Though it may come as a surprise to some Protestants, even the Council of Trent, in response to the Reformation’s doctrine of justification, acknowledged that justification, at least in one respect, has to do with a judicial declaration. In the sixth session, chapter 7, Trent speaks of justification this way, “Not only are we reputed to be righteous, but we are called righteous, receiving justice within us.” In other words, even the Medieval Catholic Church understood that justification has to do with what God reputes us to be. To be sure, Trent then goes on to say that, in so reputing us to be righteous, God also makes us righteous, such that our own righteousness becomes the basis upon which we are acceptable to God. In doing so, Trent makes our justification depend upon a righteousness that is our own, not Christ’s alone.

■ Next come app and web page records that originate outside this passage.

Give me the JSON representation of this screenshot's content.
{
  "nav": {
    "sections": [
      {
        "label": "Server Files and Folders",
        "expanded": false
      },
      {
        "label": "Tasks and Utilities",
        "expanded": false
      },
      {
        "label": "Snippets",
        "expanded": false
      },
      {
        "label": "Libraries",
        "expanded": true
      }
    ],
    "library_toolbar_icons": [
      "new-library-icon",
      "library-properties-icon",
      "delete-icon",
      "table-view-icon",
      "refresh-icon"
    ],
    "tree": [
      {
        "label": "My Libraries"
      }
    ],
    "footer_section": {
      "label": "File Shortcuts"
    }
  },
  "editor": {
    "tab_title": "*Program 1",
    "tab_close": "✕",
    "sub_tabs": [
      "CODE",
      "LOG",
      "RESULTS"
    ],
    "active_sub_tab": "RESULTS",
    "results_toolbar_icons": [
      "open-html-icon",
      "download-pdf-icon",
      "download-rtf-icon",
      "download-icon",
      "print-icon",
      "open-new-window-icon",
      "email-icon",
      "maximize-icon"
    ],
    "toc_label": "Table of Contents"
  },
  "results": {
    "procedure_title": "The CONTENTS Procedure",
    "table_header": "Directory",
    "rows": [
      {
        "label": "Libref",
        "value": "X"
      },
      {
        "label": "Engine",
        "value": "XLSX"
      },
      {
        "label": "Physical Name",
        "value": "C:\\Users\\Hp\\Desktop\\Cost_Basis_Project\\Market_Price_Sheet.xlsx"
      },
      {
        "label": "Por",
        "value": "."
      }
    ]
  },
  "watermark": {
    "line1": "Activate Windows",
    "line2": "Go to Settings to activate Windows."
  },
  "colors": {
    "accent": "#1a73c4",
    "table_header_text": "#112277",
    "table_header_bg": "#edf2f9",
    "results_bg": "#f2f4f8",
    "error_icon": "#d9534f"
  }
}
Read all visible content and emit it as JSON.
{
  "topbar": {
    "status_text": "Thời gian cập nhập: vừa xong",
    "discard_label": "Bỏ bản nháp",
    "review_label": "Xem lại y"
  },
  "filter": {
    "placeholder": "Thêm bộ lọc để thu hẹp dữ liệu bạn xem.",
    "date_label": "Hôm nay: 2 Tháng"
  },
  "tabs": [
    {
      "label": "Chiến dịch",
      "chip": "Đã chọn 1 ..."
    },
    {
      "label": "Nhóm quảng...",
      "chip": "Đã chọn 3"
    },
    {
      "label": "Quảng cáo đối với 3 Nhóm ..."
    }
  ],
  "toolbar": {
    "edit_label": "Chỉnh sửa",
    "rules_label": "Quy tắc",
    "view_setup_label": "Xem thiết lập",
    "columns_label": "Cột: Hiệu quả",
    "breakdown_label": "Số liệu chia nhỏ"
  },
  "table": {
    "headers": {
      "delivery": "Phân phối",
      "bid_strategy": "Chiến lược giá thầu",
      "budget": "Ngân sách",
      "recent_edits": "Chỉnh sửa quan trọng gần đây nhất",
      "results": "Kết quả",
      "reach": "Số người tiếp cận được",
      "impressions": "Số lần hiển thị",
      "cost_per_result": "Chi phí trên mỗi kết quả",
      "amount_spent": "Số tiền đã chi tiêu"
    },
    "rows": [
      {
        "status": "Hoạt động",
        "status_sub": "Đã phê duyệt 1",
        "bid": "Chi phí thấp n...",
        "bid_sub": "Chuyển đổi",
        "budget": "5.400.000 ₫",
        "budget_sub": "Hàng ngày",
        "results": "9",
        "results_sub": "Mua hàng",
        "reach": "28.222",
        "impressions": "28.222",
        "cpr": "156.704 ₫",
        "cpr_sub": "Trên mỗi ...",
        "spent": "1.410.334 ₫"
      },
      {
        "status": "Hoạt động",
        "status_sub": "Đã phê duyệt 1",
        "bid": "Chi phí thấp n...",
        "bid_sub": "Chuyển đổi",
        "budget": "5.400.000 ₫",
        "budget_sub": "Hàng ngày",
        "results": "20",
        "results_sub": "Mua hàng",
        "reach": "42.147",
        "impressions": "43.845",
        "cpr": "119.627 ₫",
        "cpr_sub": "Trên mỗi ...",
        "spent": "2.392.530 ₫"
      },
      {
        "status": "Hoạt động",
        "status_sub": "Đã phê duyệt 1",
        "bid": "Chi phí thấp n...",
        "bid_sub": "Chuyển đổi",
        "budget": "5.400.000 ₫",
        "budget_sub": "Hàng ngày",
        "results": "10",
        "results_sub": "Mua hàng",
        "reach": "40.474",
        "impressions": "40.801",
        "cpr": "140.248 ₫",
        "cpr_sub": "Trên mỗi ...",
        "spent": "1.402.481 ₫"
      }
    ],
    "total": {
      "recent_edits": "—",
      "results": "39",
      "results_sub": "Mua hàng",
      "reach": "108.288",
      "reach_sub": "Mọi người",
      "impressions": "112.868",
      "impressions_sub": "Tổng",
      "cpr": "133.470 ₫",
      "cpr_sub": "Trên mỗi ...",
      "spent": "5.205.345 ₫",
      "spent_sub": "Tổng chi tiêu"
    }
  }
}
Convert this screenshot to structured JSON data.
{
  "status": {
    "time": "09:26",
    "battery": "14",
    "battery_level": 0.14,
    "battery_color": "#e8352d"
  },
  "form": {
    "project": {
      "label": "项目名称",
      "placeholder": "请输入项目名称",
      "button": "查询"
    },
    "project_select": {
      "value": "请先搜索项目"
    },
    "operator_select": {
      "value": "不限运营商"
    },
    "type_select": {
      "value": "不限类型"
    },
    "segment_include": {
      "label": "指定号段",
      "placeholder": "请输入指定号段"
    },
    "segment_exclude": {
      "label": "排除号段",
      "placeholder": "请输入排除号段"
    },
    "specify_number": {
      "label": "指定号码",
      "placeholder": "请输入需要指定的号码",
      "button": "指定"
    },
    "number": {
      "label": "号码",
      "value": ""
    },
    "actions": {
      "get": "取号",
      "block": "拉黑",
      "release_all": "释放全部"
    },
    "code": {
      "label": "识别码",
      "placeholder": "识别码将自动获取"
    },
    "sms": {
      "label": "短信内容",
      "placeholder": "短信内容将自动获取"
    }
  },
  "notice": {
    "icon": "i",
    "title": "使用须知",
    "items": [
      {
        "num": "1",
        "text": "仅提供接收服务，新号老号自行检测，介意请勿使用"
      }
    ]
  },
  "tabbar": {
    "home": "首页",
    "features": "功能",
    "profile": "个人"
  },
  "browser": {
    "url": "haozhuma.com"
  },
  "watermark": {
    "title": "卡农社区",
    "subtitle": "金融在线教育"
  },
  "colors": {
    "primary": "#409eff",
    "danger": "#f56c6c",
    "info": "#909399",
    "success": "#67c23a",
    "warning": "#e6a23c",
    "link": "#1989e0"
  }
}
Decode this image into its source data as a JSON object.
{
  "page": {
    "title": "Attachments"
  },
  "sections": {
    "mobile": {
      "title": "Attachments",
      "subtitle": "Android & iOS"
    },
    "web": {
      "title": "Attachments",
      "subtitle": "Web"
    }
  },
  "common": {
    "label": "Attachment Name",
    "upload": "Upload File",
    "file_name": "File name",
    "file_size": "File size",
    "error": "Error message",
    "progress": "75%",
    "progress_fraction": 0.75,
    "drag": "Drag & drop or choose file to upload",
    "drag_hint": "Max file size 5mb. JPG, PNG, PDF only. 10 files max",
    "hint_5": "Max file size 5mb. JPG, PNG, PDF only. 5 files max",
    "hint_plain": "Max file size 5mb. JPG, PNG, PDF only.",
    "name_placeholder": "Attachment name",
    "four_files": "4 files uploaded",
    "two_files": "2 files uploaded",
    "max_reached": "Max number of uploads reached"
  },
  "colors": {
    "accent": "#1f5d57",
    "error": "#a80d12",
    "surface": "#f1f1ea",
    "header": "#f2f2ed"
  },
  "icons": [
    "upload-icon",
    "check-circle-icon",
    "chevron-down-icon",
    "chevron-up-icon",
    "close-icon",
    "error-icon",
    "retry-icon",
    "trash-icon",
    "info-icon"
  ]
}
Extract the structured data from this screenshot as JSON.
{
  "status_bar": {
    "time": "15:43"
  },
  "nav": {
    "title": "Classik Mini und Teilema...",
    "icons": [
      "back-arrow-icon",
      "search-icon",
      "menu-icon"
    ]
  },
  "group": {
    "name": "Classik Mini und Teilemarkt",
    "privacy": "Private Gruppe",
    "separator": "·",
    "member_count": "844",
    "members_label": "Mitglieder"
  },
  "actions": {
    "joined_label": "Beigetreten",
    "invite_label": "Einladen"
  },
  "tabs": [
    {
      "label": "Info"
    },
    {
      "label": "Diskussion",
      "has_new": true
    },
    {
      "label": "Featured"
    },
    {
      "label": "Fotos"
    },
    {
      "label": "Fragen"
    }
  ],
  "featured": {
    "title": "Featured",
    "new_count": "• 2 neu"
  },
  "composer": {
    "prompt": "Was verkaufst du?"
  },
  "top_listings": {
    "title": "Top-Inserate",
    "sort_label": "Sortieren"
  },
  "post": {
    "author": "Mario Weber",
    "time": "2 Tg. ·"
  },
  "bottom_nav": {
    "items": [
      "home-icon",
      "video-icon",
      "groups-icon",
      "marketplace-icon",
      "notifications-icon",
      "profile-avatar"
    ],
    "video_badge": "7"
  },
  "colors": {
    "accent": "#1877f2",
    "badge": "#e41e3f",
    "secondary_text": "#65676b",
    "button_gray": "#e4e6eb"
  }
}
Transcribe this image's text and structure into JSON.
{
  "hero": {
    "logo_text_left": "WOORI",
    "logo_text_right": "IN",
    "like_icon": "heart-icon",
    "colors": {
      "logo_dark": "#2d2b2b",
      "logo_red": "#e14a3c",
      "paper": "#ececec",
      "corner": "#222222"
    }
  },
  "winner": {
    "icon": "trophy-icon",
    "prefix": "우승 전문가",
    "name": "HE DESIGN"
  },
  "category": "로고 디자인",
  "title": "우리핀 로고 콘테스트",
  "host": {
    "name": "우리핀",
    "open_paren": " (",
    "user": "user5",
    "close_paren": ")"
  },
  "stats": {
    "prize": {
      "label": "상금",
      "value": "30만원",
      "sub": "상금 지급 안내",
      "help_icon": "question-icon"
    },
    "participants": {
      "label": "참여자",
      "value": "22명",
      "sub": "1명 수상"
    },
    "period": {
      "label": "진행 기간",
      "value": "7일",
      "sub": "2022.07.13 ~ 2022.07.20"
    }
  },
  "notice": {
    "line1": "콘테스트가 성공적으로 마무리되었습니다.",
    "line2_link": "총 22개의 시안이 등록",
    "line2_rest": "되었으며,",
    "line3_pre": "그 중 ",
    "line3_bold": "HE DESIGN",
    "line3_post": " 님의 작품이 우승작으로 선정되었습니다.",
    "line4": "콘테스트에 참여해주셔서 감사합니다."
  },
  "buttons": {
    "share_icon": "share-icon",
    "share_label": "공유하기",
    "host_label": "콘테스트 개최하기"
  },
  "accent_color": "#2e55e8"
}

No doubt, as we shall argue, this amounts to nothing less than an abandonment of the gospel.

But where Roman Catholicism goes wrong is not so much in its failure to see that justification has to do with God’s verdict regarding us, but in its understanding of the basis or the ground of this verdict.

As we shall see, herein lies the great divide between the truth of the gospel of free justification and the Roman view: the gospel declares that our righteousness before God is a righteousness that is not our own, but Christ’s alone. In short, the crux of the difference between the evangelical and Catholic doctrines of justification emerges when we consider the two matters that remain: first, what is the basis for our justification; and second, how is our justification obtained. But we will reserve these matters for our next article.

Second, I have the impression and sometimes I witness this even among evangelical preachers—that we have lost some of our conviction respecting the point with which I began, namely, that this is the “main hinge” of the Christian faith. Do we any longer believe that the whole of the gospel, at least from one point of view, can be summed up in terms of the doctrine of justification?

There are those, for example, who say that the world in which we live today can no longer understand the doctrine of justification. The doctrine, because it belongs to the court of law, assuming that God is our Judge and that the law serves to expose our wrongdoing, militates against, they say, the common assumptions of modem people. We no longer thinkin legal categories. God is not thought to be in the business of judging sinners. The law is no longer preached or taught as having divine authority or serving to condemn us for our sins.

But we do not have the freedom or right to change the terms of the gospel of justification. It is the calling of the church to preach the gospel of justification only as it has been revealed in the Scriptures. Preachers must remind sinners and those are the only kinds of people to whom they preach—that it doesn’t matter so much at the end of the day what your boss at work says about you. It does not ultimately matter what your wife may think of you (not unimportant, but not ultimately important), what your associates at work, what your neighbors and friends, what the “court of public opinion,” may say about you, so far as your reputation is concerned. For it is not the court of public opinion that finally counts. It is not what men may say with respect to me that will make the difference between eternal life and death.

We must rather preach that, what counts in life and in death, what finally matters, is: What does God say regarding me? Where do I stand with Him? Is He pleased with me? Does He embrace me as one who is altogether in the right? What has God to say about me in His court? Does He repute me to be righteous, and thus a legitimate heir of eternal life and the freedom of the gospel? That remains your greatest task as a preacher: to let those to whom you bring the gospel know that justification is the ultimate issue of life and of death. That everything, absolutely everything, hinges upon whether I am accepted or condemned by God, an heir of eternal life or eternal condemnation.

Dr. Cornelis Venema, a contributing editor of The Outlook magazine, teaches Doctrinal Studies at Mid-America Reformed Seminary in Dyer, Indiana.